I’m not a powerful swimmer, and since I was snorkeling, I wasn’t wearing a life jacket. I had gotten out farther than I planned, lured by a school of bluegills and a trout. The memorizing underwater plants resembling an emerald forest and the fascinating bass nests, lined with colorful rocks, pulled me farther from shore than I intended.
My husband and I were at Imp Lake, a clear lake in northern Michigan. We were the only ones at the picnic area, until a group of four with two big labs joined us. I caught sight of a dog’s yellow flank swimming toward me at the same time I heard muffled yells.
“Gracie!” The dog frantically pawed at my arm.
I surfaced. The owner stood calling. The large lab obeyed. “Sorry about that,” she called. “She thinks she needs to save you. She did the same thing to my nephew when he was out swimming the other day.” The owner scooted back as the lab shook, sending water flying.
“She thought I was drowning?” I sputtered, my eyes widening.
The dog owner nodded.
Once back home, I called a dog-loving friend and asked if she knew of a time a dog saved a life. She hesitated. “I’m not sure I should tell you this story,” she began. Details soon had me shuddering.
When my tomboy friend was in 6th grade, she and a cousin joined other young people on a steep icy hill. Even though several kids had gotten injured in the past and her parents had told her not to attempt sliding down on her boots, she did. She ended up falling, cracking her head on ice, and suffering a severe skull fracture. The headaches, nausea, and severe pain kept her out of school, prevented her from the sports she loved, and made her depressed.
When she was in 8th grade, she decided to end her life. She would position herself in the middle of a train trestle and wait for the train.
Her faithful black cocker walked with her to the railroad track. He followed her to the trestle’s bridge. He kept following her until she was in the middle of the trestle.
Even though she kept commanding the usually obedient dog to leave, he stayed by her side. Realizing he wouldn’t leave and wanting to save his life, she ran toward safety. The girl and her dog reached the end of the
trestle and jumped off onto the side of the tracks only seconds before the train thundered past.

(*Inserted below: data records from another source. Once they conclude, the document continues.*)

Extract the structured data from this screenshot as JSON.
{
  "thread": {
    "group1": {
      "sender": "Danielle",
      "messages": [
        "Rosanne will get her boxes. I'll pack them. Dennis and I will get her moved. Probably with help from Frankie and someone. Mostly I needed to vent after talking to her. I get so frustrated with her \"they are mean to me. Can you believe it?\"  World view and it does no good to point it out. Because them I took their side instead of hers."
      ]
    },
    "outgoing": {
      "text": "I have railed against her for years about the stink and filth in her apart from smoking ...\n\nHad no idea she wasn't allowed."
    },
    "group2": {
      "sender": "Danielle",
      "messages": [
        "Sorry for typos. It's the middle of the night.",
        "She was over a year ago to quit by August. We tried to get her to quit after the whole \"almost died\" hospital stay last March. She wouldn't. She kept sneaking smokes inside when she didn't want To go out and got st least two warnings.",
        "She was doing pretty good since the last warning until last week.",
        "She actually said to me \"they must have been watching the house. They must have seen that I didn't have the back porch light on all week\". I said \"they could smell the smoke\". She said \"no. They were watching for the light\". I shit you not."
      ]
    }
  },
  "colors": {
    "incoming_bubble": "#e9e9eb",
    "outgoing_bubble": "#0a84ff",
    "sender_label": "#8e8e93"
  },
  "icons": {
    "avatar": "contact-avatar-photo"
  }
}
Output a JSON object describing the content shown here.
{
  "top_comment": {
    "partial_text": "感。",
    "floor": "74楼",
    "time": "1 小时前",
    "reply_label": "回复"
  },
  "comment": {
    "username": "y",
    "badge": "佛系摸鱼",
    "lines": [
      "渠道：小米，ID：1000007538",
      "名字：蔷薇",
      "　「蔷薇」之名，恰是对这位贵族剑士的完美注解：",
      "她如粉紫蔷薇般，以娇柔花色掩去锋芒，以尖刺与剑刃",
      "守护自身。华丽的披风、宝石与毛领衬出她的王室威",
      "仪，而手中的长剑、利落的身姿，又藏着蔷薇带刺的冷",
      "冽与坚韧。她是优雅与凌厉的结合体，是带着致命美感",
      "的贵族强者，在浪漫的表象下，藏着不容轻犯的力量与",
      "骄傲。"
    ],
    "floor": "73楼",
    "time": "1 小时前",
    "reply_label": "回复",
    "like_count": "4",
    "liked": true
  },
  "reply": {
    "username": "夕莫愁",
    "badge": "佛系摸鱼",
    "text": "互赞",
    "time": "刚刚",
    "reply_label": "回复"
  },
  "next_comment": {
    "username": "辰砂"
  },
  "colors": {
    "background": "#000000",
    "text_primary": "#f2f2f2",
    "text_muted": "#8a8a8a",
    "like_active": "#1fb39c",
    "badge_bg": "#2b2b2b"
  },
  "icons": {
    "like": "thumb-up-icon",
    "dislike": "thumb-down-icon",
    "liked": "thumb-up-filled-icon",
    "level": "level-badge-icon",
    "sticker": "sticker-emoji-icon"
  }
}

The memory of her dog’s devotion helped cheer my friend. It’s hard to say what was going through the dog’s mind, but his bravery, trust and loyalty are commendable.

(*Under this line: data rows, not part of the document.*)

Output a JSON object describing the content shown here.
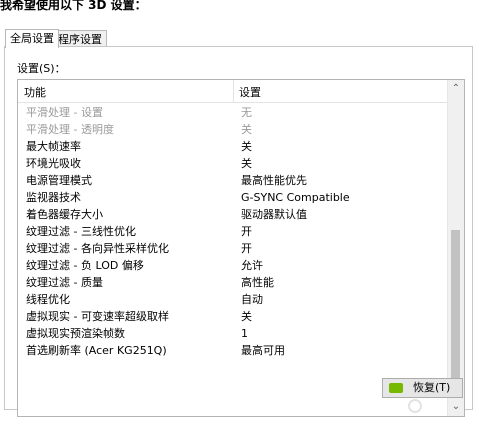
{
  "header": {
    "title": "我希望使用以下 3D 设置："
  },
  "tabs": [
    {
      "label": "全局设置",
      "active": true
    },
    {
      "label": "程序设置",
      "active": false
    }
  ],
  "panel": {
    "settings_label": "设置(S)："
  },
  "table": {
    "columns": [
      "功能",
      "设置"
    ],
    "rows": [
      {
        "feature": "平滑处理 - 设置",
        "value": "无",
        "disabled": true
      },
      {
        "feature": "平滑处理 - 透明度",
        "value": "关",
        "disabled": true
      },
      {
        "feature": "最大帧速率",
        "value": "关",
        "disabled": false
      },
      {
        "feature": "环境光吸收",
        "value": "关",
        "disabled": false
      },
      {
        "feature": "电源管理模式",
        "value": "最高性能优先",
        "disabled": false
      },
      {
        "feature": "监视器技术",
        "value": "G-SYNC Compatible",
        "disabled": false
      },
      {
        "feature": "着色器缓存大小",
        "value": "驱动器默认值",
        "disabled": false
      },
      {
        "feature": "纹理过滤 - 三线性优化",
        "value": "开",
        "disabled": false
      },
      {
        "feature": "纹理过滤 - 各向异性采样优化",
        "value": "开",
        "disabled": false
      },
      {
        "feature": "纹理过滤 - 负 LOD 偏移",
        "value": "允许",
        "disabled": false
      },
      {
        "feature": "纹理过滤 - 质量",
        "value": "高性能",
        "disabled": false
      },
      {
        "feature": "线程优化",
        "value": "自动",
        "disabled": false
      },
      {
        "feature": "虚拟现实 - 可变速率超级取样",
        "value": "关",
        "disabled": false
      },
      {
        "feature": "虚拟现实预渲染帧数",
        "value": "1",
        "disabled": false
      },
      {
        "feature": "首选刷新率 (Acer KG251Q)",
        "value": "最高可用",
        "disabled": false
      }
    ]
  },
  "buttons": {
    "restore": "恢复(T)"
  },
  "icons": {
    "scroll_up": "chevron-up-icon",
    "scroll_down": "chevron-down-icon",
    "brand": "nvidia-icon"
  },
  "colors": {
    "brand_green": "#76b900",
    "disabled_text": "#9a9a9a"
  }
}
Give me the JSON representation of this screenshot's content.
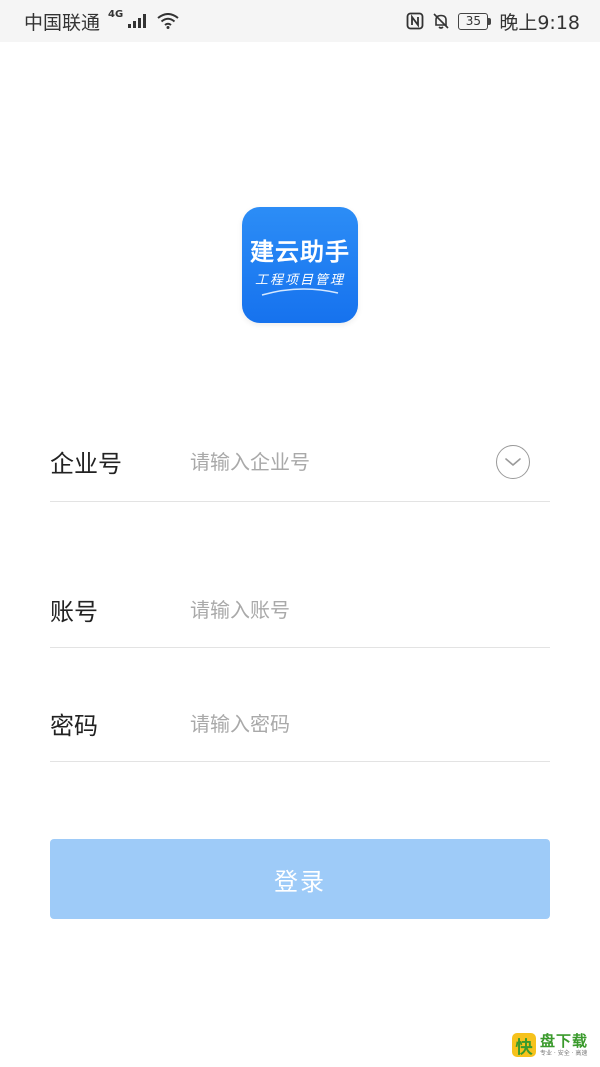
{
  "status_bar": {
    "carrier": "中国联通",
    "network_type": "4G",
    "battery_level": "35",
    "time": "晚上9:18"
  },
  "logo": {
    "title": "建云助手",
    "subtitle": "工程项目管理",
    "color": "#1f7ff2"
  },
  "form": {
    "company": {
      "label": "企业号",
      "placeholder": "请输入企业号",
      "value": ""
    },
    "account": {
      "label": "账号",
      "placeholder": "请输入账号",
      "value": ""
    },
    "password": {
      "label": "密码",
      "placeholder": "请输入密码",
      "value": ""
    }
  },
  "login_button": {
    "label": "登录",
    "color": "#9ecbf8"
  },
  "watermark": {
    "badge": "快",
    "title": "盘下载",
    "tagline": "专业 · 安全 · 高速"
  },
  "icons": [
    "signal-icon",
    "wifi-icon",
    "nfc-icon",
    "mute-icon",
    "battery-icon",
    "chevron-down-icon"
  ]
}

Years ago my small cockapoo showed similar traits. Josie has never liked swimming in water over her head. She sat on the end of the dock while I positioned myself in the lake preparing to ski. When I was ready, my husband hit the throttle. I sailed off skiing with my son, Jon, acting as spotter. I’d skied around the small lake once and was approaching our dock again when Jon yelled something I couldn’t hear.
My husband cut the motor. It puzzled me when the boat headed toward the middle of the lake. Jon picked something up out of the water. I finally clued in when the boat picked me up and my dripping dog sprang toward me and jumped in my lap.
“See,” my son said to Josie, “she’s okay.”
“She jumped in soon after you took off,” my husband said. “I think she was trying to save you.”
With no regard to her own safety, she had swum out to rescue me.
Even though we can’t talk to our dogs and know their thoughts, the devotion and love we can share with our furry friends speaks volumes. It can even be lifesaving.